(Beginning of DATA RECORDS)

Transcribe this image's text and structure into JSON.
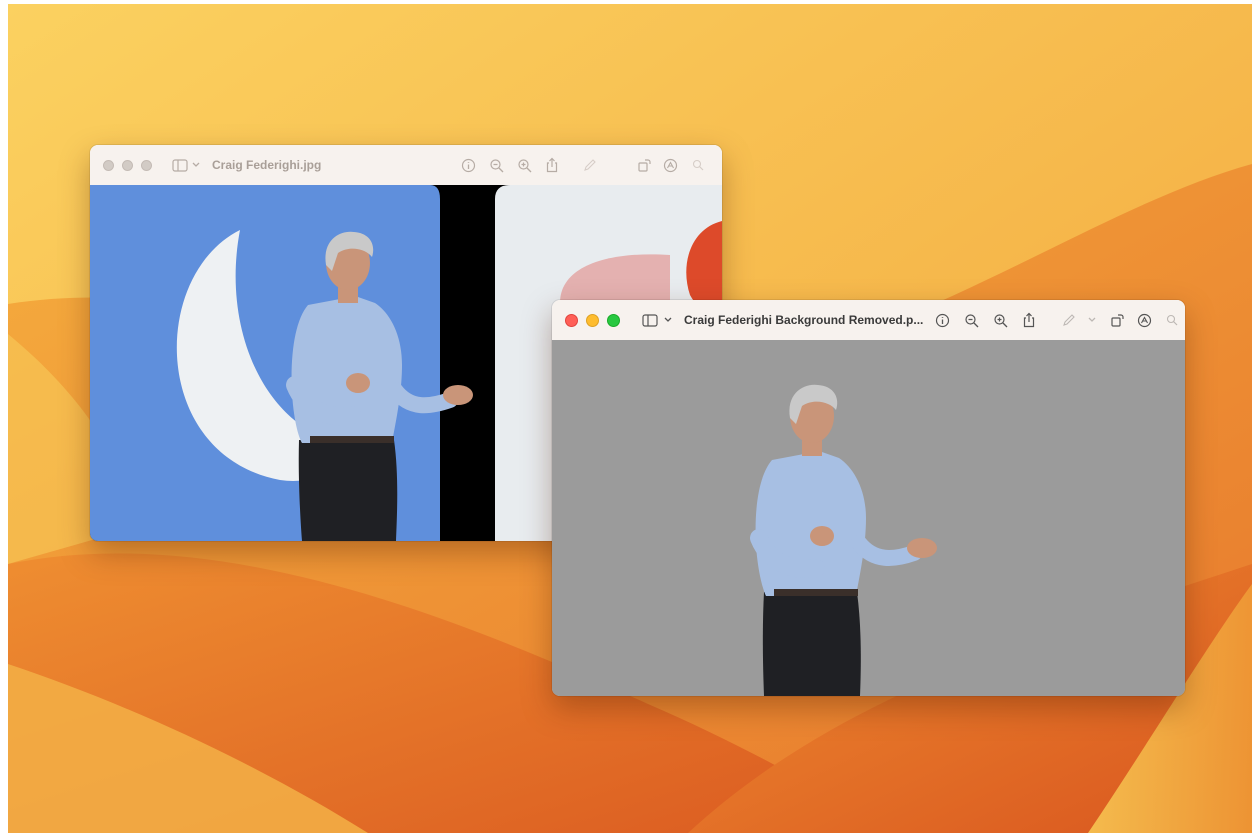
{
  "desktop": {
    "wallpaper": "macos-ventura-orange"
  },
  "colors": {
    "wallpaper_light": "#f8c24a",
    "wallpaper_dark": "#df5f24",
    "preview_gray": "#9b9b9b",
    "stage_blue": "#5f8fdc"
  },
  "window_original": {
    "title": "Craig Federighi.jpg",
    "focused": false,
    "icons": [
      "sidebar-icon",
      "chevron-down-icon",
      "info-icon",
      "zoom-out-icon",
      "zoom-in-icon",
      "share-icon",
      "markup-pen-icon",
      "rotate-icon",
      "markup-circle-icon",
      "search-icon"
    ]
  },
  "window_removed": {
    "title": "Craig Federighi Background Removed.p...",
    "focused": true,
    "icons": [
      "sidebar-icon",
      "chevron-down-icon",
      "info-icon",
      "zoom-out-icon",
      "zoom-in-icon",
      "share-icon",
      "markup-pen-icon",
      "chevron-down-icon",
      "rotate-icon",
      "markup-circle-icon",
      "search-icon"
    ]
  }
}
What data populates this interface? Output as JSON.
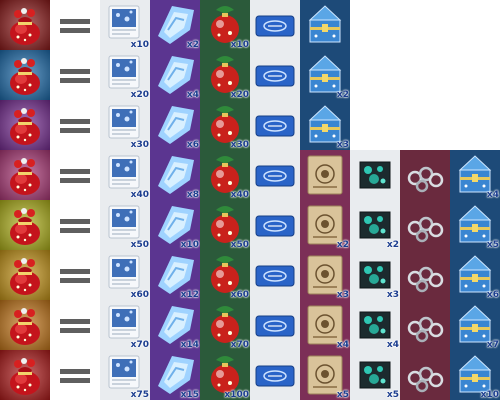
{
  "colors": {
    "bag_backgrounds": [
      "#8f1c1c",
      "#1f6fb0",
      "#7a2f96",
      "#b03a7a",
      "#b3b51c",
      "#c9981a",
      "#c87a1c",
      "#b31c1c"
    ],
    "equals": "#5f5f5f",
    "quantity_text": "#1b3d8f"
  },
  "icons": {
    "gift_bag": "red-gift-bag-icon",
    "equals": "equals-icon",
    "card_scroll": "blue-card-scroll-icon",
    "ice_crystal": "ice-crystal-icon",
    "ornament_ball": "christmas-ornament-icon",
    "blue_ticket": "blue-ticket-icon",
    "treasure_chest": "blue-treasure-chest-icon",
    "parchment": "parchment-scroll-icon",
    "gem_box": "teal-gem-box-icon",
    "chain_pile": "silver-chain-pile-icon"
  },
  "rows": [
    {
      "items": [
        {
          "icon": "card_scroll",
          "qty": "x10"
        },
        {
          "icon": "ice_crystal",
          "qty": "x2"
        },
        {
          "icon": "ornament_ball",
          "qty": "x10"
        },
        {
          "icon": "blue_ticket",
          "qty": ""
        },
        {
          "icon": "treasure_chest",
          "qty": ""
        }
      ]
    },
    {
      "items": [
        {
          "icon": "card_scroll",
          "qty": "x20"
        },
        {
          "icon": "ice_crystal",
          "qty": "x4"
        },
        {
          "icon": "ornament_ball",
          "qty": "x20"
        },
        {
          "icon": "blue_ticket",
          "qty": ""
        },
        {
          "icon": "treasure_chest",
          "qty": "x2"
        }
      ]
    },
    {
      "items": [
        {
          "icon": "card_scroll",
          "qty": "x30"
        },
        {
          "icon": "ice_crystal",
          "qty": "x6"
        },
        {
          "icon": "ornament_ball",
          "qty": "x30"
        },
        {
          "icon": "blue_ticket",
          "qty": ""
        },
        {
          "icon": "treasure_chest",
          "qty": "x3"
        }
      ]
    },
    {
      "items": [
        {
          "icon": "card_scroll",
          "qty": "x40"
        },
        {
          "icon": "ice_crystal",
          "qty": "x8"
        },
        {
          "icon": "ornament_ball",
          "qty": "x40"
        },
        {
          "icon": "blue_ticket",
          "qty": ""
        },
        {
          "icon": "parchment",
          "qty": ""
        },
        {
          "icon": "gem_box",
          "qty": ""
        },
        {
          "icon": "chain_pile",
          "qty": ""
        },
        {
          "icon": "treasure_chest",
          "qty": "x4"
        }
      ]
    },
    {
      "items": [
        {
          "icon": "card_scroll",
          "qty": "x50"
        },
        {
          "icon": "ice_crystal",
          "qty": "x10"
        },
        {
          "icon": "ornament_ball",
          "qty": "x50"
        },
        {
          "icon": "blue_ticket",
          "qty": ""
        },
        {
          "icon": "parchment",
          "qty": "x2"
        },
        {
          "icon": "gem_box",
          "qty": "x2"
        },
        {
          "icon": "chain_pile",
          "qty": ""
        },
        {
          "icon": "treasure_chest",
          "qty": "x5"
        }
      ]
    },
    {
      "items": [
        {
          "icon": "card_scroll",
          "qty": "x60"
        },
        {
          "icon": "ice_crystal",
          "qty": "x12"
        },
        {
          "icon": "ornament_ball",
          "qty": "x60"
        },
        {
          "icon": "blue_ticket",
          "qty": ""
        },
        {
          "icon": "parchment",
          "qty": "x3"
        },
        {
          "icon": "gem_box",
          "qty": "x3"
        },
        {
          "icon": "chain_pile",
          "qty": ""
        },
        {
          "icon": "treasure_chest",
          "qty": "x6"
        }
      ]
    },
    {
      "items": [
        {
          "icon": "card_scroll",
          "qty": "x70"
        },
        {
          "icon": "ice_crystal",
          "qty": "x14"
        },
        {
          "icon": "ornament_ball",
          "qty": "x70"
        },
        {
          "icon": "blue_ticket",
          "qty": ""
        },
        {
          "icon": "parchment",
          "qty": "x4"
        },
        {
          "icon": "gem_box",
          "qty": "x4"
        },
        {
          "icon": "chain_pile",
          "qty": ""
        },
        {
          "icon": "treasure_chest",
          "qty": "x7"
        }
      ]
    },
    {
      "items": [
        {
          "icon": "card_scroll",
          "qty": "x75"
        },
        {
          "icon": "ice_crystal",
          "qty": "x15"
        },
        {
          "icon": "ornament_ball",
          "qty": "x100"
        },
        {
          "icon": "blue_ticket",
          "qty": ""
        },
        {
          "icon": "parchment",
          "qty": "x5"
        },
        {
          "icon": "gem_box",
          "qty": "x5"
        },
        {
          "icon": "chain_pile",
          "qty": ""
        },
        {
          "icon": "treasure_chest",
          "qty": "x10"
        }
      ]
    }
  ]
}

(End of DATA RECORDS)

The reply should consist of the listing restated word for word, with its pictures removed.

Transcribe this image's text and structure into JSON.
{
  "desktop": {
    "wallpaper": "macos-ventura-orange"
  },
  "colors": {
    "wallpaper_light": "#f8c24a",
    "wallpaper_dark": "#df5f24",
    "preview_gray": "#9b9b9b",
    "stage_blue": "#5f8fdc"
  },
  "window_original": {
    "title": "Craig Federighi.jpg",
    "focused": false,
    "icons": [
      "sidebar-icon",
      "chevron-down-icon",
      "info-icon",
      "zoom-out-icon",
      "zoom-in-icon",
      "share-icon",
      "markup-pen-icon",
      "rotate-icon",
      "markup-circle-icon",
      "search-icon"
    ]
  },
  "window_removed": {
    "title": "Craig Federighi Background Removed.p...",
    "focused": true,
    "icons": [
      "sidebar-icon",
      "chevron-down-icon",
      "info-icon",
      "zoom-out-icon",
      "zoom-in-icon",
      "share-icon",
      "markup-pen-icon",
      "chevron-down-icon",
      "rotate-icon",
      "markup-circle-icon",
      "search-icon"
    ]
  }
}
What data populates this interface? Output as JSON.
{
  "colors": {
    "bag_backgrounds": [
      "#8f1c1c",
      "#1f6fb0",
      "#7a2f96",
      "#b03a7a",
      "#b3b51c",
      "#c9981a",
      "#c87a1c",
      "#b31c1c"
    ],
    "equals": "#5f5f5f",
    "quantity_text": "#1b3d8f"
  },
  "icons": {
    "gift_bag": "red-gift-bag-icon",
    "equals": "equals-icon",
    "card_scroll": "blue-card-scroll-icon",
    "ice_crystal": "ice-crystal-icon",
    "ornament_ball": "christmas-ornament-icon",
    "blue_ticket": "blue-ticket-icon",
    "treasure_chest": "blue-treasure-chest-icon",
    "parchment": "parchment-scroll-icon",
    "gem_box": "teal-gem-box-icon",
    "chain_pile": "silver-chain-pile-icon"
  },
  "rows": [
    {
      "items": [
        {
          "icon": "card_scroll",
          "qty": "x10"
        },
        {
          "icon": "ice_crystal",
          "qty": "x2"
        },
        {
          "icon": "ornament_ball",
          "qty": "x10"
        },
        {
          "icon": "blue_ticket",
          "qty": ""
        },
        {
          "icon": "treasure_chest",
          "qty": ""
        }
      ]
    },
    {
      "items": [
        {
          "icon": "card_scroll",
          "qty": "x20"
        },
        {
          "icon": "ice_crystal",
          "qty": "x4"
        },
        {
          "icon": "ornament_ball",
          "qty": "x20"
        },
        {
          "icon": "blue_ticket",
          "qty": ""
        },
        {
          "icon": "treasure_chest",
          "qty": "x2"
        }
      ]
    },
    {
      "items": [
        {
          "icon": "card_scroll",
          "qty": "x30"
        },
        {
          "icon": "ice_crystal",
          "qty": "x6"
        },
        {
          "icon": "ornament_ball",
          "qty": "x30"
        },
        {
          "icon": "blue_ticket",
          "qty": ""
        },
        {
          "icon": "treasure_chest",
          "qty": "x3"
        }
      ]
    },
    {
      "items": [
        {
          "icon": "card_scroll",
          "qty": "x40"
        },
        {
          "icon": "ice_crystal",
          "qty": "x8"
        },
        {
          "icon": "ornament_ball",
          "qty": "x40"
        },
        {
          "icon": "blue_ticket",
          "qty": ""
        },
        {
          "icon": "parchment",
          "qty": ""
        },
        {
          "icon": "gem_box",
          "qty": ""
        },
        {
          "icon": "chain_pile",
          "qty": ""
        },
        {
          "icon": "treasure_chest",
          "qty": "x4"
        }
      ]
    },
    {
      "items": [
        {
          "icon": "card_scroll",
          "qty": "x50"
        },
        {
          "icon": "ice_crystal",
          "qty": "x10"
        },
        {
          "icon": "ornament_ball",
          "qty": "x50"
        },
        {
          "icon": "blue_ticket",
          "qty": ""
        },
        {
          "icon": "parchment",
          "qty": "x2"
        },
        {
          "icon": "gem_box",
          "qty": "x2"
        },
        {
          "icon": "chain_pile",
          "qty": ""
        },
        {
          "icon": "treasure_chest",
          "qty": "x5"
        }
      ]
    },
    {
      "items": [
        {
          "icon": "card_scroll",
          "qty": "x60"
        },
        {
          "icon": "ice_crystal",
          "qty": "x12"
        },
        {
          "icon": "ornament_ball",
          "qty": "x60"
        },
        {
          "icon": "blue_ticket",
          "qty": ""
        },
        {
          "icon": "parchment",
          "qty": "x3"
        },
        {
          "icon": "gem_box",
          "qty": "x3"
        },
        {
          "icon": "chain_pile",
          "qty": ""
        },
        {
          "icon": "treasure_chest",
          "qty": "x6"
        }
      ]
    },
    {
      "items": [
        {
          "icon": "card_scroll",
          "qty": "x70"
        },
        {
          "icon": "ice_crystal",
          "qty": "x14"
        },
        {
          "icon": "ornament_ball",
          "qty": "x70"
        },
        {
          "icon": "blue_ticket",
          "qty": ""
        },
        {
          "icon": "parchment",
          "qty": "x4"
        },
        {
          "icon": "gem_box",
          "qty": "x4"
        },
        {
          "icon": "chain_pile",
          "qty": ""
        },
        {
          "icon": "treasure_chest",
          "qty": "x7"
        }
      ]
    },
    {
      "items": [
        {
          "icon": "card_scroll",
          "qty": "x75"
        },
        {
          "icon": "ice_crystal",
          "qty": "x15"
        },
        {
          "icon": "ornament_ball",
          "qty": "x100"
        },
        {
          "icon": "blue_ticket",
          "qty": ""
        },
        {
          "icon": "parchment",
          "qty": "x5"
        },
        {
          "icon": "gem_box",
          "qty": "x5"
        },
        {
          "icon": "chain_pile",
          "qty": ""
        },
        {
          "icon": "treasure_chest",
          "qty": "x10"
        }
      ]
    }
  ]
}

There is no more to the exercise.